Excerpts from an interface dataset
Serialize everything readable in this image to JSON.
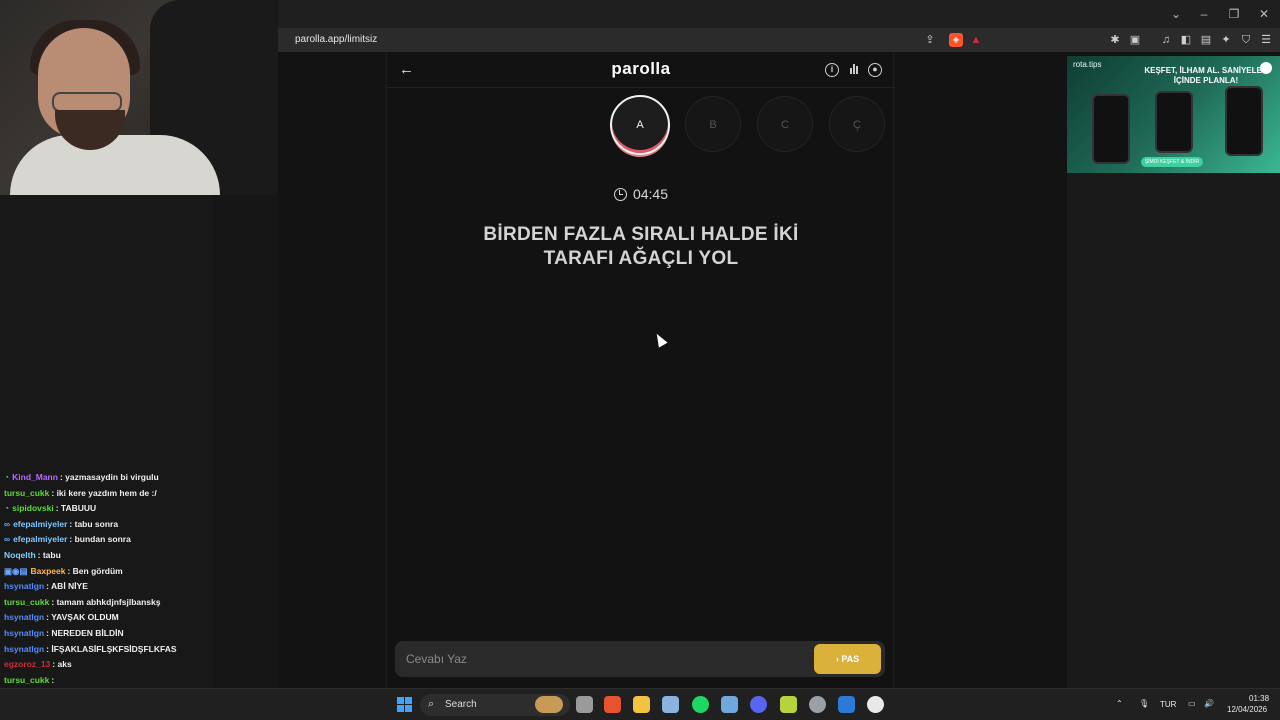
{
  "browser": {
    "url": "parolla.app/limitsiz"
  },
  "game": {
    "brand": "parolla",
    "letters": [
      "A",
      "B",
      "C",
      "Ç"
    ],
    "active_letter": "A",
    "timer": "04:45",
    "question": "BİRDEN FAZLA SIRALI HALDE İKİ TARAFI AĞAÇLI YOL",
    "answer_placeholder": "Cevabı Yaz",
    "pass_label": "PAS"
  },
  "ad": {
    "brand": "rota.tips",
    "headline": "KEŞFET, İLHAM AL. SANİYELER İÇİNDE PLANLA!",
    "cta": "ŞİMDİ KEŞFET & İNDİR"
  },
  "chat": [
    {
      "user": "Kind_Mann",
      "color": "#b56bff",
      "text": "yazmasaydin bi virgulu"
    },
    {
      "user": "tursu_cukk",
      "color": "#5ddc3a",
      "text": "iki kere yazdım hem de :/"
    },
    {
      "user": "sipidovski",
      "color": "#5ddc3a",
      "text": "TABUUU"
    },
    {
      "user": "efepalmiyeler",
      "color": "#7ec8ff",
      "text": "tabu sonra"
    },
    {
      "user": "efepalmiyeler",
      "color": "#7ec8ff",
      "text": "bundan sonra"
    },
    {
      "user": "Noqelth",
      "color": "#7fd0ff",
      "text": "tabu"
    },
    {
      "user": "Baxpeek",
      "color": "#ffb84d",
      "text": "Ben gördüm"
    },
    {
      "user": "hsynatlgn",
      "color": "#4d8cff",
      "text": "ABİ NİYE"
    },
    {
      "user": "tursu_cukk",
      "color": "#5ddc3a",
      "text": "tamam abhkdjnfsjlbanskş"
    },
    {
      "user": "hsynatlgn",
      "color": "#4d8cff",
      "text": "YAVŞAK OLDUM"
    },
    {
      "user": "hsynatlgn",
      "color": "#4d8cff",
      "text": "NEREDEN BİLDİN"
    },
    {
      "user": "hsynatlgn",
      "color": "#4d8cff",
      "text": "İFŞAKLASİFLŞKFSİDŞFLKFAS"
    },
    {
      "user": "egzoroz_13",
      "color": "#d02c3a",
      "text": "aks"
    },
    {
      "user": "tursu_cukk",
      "color": "#5ddc3a",
      "text": ""
    }
  ],
  "taskbar": {
    "search_label": "Search",
    "language": "TUR",
    "time": "01:38",
    "date": "12/04/2026"
  }
}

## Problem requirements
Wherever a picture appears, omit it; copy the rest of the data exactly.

## Your solution
Serialize everything readable in this image to JSON.
{
  "browser": {
    "url": "parolla.app/limitsiz"
  },
  "game": {
    "brand": "parolla",
    "letters": [
      "A",
      "B",
      "C",
      "Ç"
    ],
    "active_letter": "A",
    "timer": "04:45",
    "question": "BİRDEN FAZLA SIRALI HALDE İKİ TARAFI AĞAÇLI YOL",
    "answer_placeholder": "Cevabı Yaz",
    "pass_label": "PAS"
  },
  "ad": {
    "brand": "rota.tips",
    "headline": "KEŞFET, İLHAM AL. SANİYELER İÇİNDE PLANLA!",
    "cta": "ŞİMDİ KEŞFET & İNDİR"
  },
  "chat": [
    {
      "user": "Kind_Mann",
      "color": "#b56bff",
      "text": "yazmasaydin bi virgulu"
    },
    {
      "user": "tursu_cukk",
      "color": "#5ddc3a",
      "text": "iki kere yazdım hem de :/"
    },
    {
      "user": "sipidovski",
      "color": "#5ddc3a",
      "text": "TABUUU"
    },
    {
      "user": "efepalmiyeler",
      "color": "#7ec8ff",
      "text": "tabu sonra"
    },
    {
      "user": "efepalmiyeler",
      "color": "#7ec8ff",
      "text": "bundan sonra"
    },
    {
      "user": "Noqelth",
      "color": "#7fd0ff",
      "text": "tabu"
    },
    {
      "user": "Baxpeek",
      "color": "#ffb84d",
      "text": "Ben gördüm"
    },
    {
      "user": "hsynatlgn",
      "color": "#4d8cff",
      "text": "ABİ NİYE"
    },
    {
      "user": "tursu_cukk",
      "color": "#5ddc3a",
      "text": "tamam abhkdjnfsjlbanskş"
    },
    {
      "user": "hsynatlgn",
      "color": "#4d8cff",
      "text": "YAVŞAK OLDUM"
    },
    {
      "user": "hsynatlgn",
      "color": "#4d8cff",
      "text": "NEREDEN BİLDİN"
    },
    {
      "user": "hsynatlgn",
      "color": "#4d8cff",
      "text": "İFŞAKLASİFLŞKFSİDŞFLKFAS"
    },
    {
      "user": "egzoroz_13",
      "color": "#d02c3a",
      "text": "aks"
    },
    {
      "user": "tursu_cukk",
      "color": "#5ddc3a",
      "text": ""
    }
  ],
  "taskbar": {
    "search_label": "Search",
    "language": "TUR",
    "time": "01:38",
    "date": "12/04/2026"
  }
}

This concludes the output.